* _THE TASK_
Please tally the lines in the data below that include the string "lang", and reply with only the total.

* _PROVIDED DATA_
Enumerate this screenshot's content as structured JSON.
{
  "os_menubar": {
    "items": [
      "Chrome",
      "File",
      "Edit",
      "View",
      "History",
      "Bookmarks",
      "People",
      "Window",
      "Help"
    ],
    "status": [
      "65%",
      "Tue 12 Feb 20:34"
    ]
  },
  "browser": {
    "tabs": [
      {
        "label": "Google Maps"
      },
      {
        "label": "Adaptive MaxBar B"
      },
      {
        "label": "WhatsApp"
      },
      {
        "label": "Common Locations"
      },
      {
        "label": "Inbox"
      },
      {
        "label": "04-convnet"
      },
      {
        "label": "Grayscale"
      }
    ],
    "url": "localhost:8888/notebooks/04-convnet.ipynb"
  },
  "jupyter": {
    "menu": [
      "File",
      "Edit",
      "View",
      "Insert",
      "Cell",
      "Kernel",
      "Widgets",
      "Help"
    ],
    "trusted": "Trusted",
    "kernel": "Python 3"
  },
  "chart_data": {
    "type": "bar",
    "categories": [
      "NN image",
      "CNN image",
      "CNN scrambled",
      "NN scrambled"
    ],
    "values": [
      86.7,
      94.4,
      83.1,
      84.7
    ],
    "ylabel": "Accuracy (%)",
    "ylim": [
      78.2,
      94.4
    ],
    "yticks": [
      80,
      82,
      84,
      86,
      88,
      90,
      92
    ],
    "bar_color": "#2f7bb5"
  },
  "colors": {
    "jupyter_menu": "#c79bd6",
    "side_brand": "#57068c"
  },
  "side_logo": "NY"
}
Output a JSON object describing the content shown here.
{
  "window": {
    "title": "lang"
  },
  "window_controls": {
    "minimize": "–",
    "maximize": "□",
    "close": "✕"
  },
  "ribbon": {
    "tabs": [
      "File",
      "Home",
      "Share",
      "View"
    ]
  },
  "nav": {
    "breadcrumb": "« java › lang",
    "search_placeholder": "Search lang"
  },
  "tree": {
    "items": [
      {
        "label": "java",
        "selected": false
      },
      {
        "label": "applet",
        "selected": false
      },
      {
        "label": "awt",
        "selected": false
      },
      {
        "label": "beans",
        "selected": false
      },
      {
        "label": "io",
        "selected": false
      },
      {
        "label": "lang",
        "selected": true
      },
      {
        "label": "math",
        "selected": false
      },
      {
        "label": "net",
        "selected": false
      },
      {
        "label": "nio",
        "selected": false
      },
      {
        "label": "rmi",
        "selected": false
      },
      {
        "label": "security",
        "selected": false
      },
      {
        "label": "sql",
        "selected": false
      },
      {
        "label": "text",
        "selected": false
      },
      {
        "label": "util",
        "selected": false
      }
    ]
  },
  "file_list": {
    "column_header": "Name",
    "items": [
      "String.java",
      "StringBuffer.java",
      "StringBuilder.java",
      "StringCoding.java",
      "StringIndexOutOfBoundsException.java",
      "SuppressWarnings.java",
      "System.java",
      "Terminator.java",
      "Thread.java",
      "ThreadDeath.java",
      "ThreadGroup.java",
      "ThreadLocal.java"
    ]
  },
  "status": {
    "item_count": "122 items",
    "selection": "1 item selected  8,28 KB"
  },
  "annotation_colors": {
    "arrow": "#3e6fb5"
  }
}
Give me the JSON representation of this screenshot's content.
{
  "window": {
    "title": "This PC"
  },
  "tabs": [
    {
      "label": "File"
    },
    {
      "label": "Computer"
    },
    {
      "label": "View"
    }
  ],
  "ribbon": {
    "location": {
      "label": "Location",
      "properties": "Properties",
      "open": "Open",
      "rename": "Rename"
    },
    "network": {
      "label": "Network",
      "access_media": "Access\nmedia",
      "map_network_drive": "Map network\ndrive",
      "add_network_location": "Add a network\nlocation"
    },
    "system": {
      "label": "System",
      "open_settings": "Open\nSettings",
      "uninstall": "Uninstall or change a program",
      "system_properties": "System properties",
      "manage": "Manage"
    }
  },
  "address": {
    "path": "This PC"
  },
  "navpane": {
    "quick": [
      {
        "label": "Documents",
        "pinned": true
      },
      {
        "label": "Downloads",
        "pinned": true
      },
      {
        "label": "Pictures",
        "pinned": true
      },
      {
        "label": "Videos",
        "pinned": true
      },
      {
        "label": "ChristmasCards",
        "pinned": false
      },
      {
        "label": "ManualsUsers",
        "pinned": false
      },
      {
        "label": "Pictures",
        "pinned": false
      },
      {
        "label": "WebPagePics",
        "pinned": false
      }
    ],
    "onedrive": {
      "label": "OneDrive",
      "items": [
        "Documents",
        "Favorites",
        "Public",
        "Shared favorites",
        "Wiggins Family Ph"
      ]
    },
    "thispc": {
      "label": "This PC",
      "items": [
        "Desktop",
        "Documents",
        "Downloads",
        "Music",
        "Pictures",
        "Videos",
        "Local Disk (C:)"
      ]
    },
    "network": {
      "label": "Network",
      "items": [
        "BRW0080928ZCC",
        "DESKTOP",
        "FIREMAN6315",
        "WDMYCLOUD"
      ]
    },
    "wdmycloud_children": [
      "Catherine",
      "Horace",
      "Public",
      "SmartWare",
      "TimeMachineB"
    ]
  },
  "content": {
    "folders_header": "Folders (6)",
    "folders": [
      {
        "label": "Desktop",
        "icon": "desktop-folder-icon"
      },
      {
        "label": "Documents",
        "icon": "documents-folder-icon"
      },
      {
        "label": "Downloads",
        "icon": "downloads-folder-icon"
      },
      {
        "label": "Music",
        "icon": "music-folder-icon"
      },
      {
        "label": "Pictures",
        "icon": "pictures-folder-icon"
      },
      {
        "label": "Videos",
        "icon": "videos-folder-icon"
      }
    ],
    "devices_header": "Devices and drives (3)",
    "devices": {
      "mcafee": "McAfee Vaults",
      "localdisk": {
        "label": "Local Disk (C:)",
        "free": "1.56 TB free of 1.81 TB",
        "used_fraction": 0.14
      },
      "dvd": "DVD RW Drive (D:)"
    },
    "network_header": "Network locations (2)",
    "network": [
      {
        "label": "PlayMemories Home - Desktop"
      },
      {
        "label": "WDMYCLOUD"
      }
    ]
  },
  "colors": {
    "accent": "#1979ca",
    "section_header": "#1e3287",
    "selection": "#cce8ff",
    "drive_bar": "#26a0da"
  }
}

* _EXPECTED ANSWER_
4